[Excerpts from an interface dataset]
===
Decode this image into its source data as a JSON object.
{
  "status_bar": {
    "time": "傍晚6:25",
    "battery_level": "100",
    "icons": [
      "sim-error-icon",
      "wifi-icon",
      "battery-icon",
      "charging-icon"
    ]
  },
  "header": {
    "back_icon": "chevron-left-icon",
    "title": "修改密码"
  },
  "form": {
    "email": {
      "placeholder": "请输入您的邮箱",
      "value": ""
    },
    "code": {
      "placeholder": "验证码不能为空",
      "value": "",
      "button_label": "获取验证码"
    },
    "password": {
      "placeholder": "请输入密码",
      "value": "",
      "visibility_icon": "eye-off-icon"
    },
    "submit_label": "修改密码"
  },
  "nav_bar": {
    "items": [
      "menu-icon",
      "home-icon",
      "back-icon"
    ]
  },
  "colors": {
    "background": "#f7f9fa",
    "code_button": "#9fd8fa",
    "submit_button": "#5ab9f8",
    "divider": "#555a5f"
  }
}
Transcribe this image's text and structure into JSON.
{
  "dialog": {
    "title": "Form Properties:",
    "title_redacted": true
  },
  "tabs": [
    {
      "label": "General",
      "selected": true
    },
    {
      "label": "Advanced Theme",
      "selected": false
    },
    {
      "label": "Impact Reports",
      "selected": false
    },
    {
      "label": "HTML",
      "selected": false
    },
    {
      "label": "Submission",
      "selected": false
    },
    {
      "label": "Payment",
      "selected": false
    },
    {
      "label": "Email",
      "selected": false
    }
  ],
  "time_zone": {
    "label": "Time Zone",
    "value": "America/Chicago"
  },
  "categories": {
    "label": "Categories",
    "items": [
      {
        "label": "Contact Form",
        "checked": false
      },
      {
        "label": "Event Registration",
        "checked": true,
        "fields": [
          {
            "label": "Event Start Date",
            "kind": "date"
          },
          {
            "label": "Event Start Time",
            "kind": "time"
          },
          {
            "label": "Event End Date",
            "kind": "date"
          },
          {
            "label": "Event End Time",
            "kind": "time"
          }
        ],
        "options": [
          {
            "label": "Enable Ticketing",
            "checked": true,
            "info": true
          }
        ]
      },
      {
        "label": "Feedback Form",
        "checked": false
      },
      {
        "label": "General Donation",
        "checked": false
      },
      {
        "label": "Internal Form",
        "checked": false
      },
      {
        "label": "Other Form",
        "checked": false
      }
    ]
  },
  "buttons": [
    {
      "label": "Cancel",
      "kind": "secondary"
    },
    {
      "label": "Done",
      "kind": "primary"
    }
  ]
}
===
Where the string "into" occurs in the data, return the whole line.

__Solution__:
Decode this image into its source data as a JSON object.
Transcribe this image's text and structure into JSON.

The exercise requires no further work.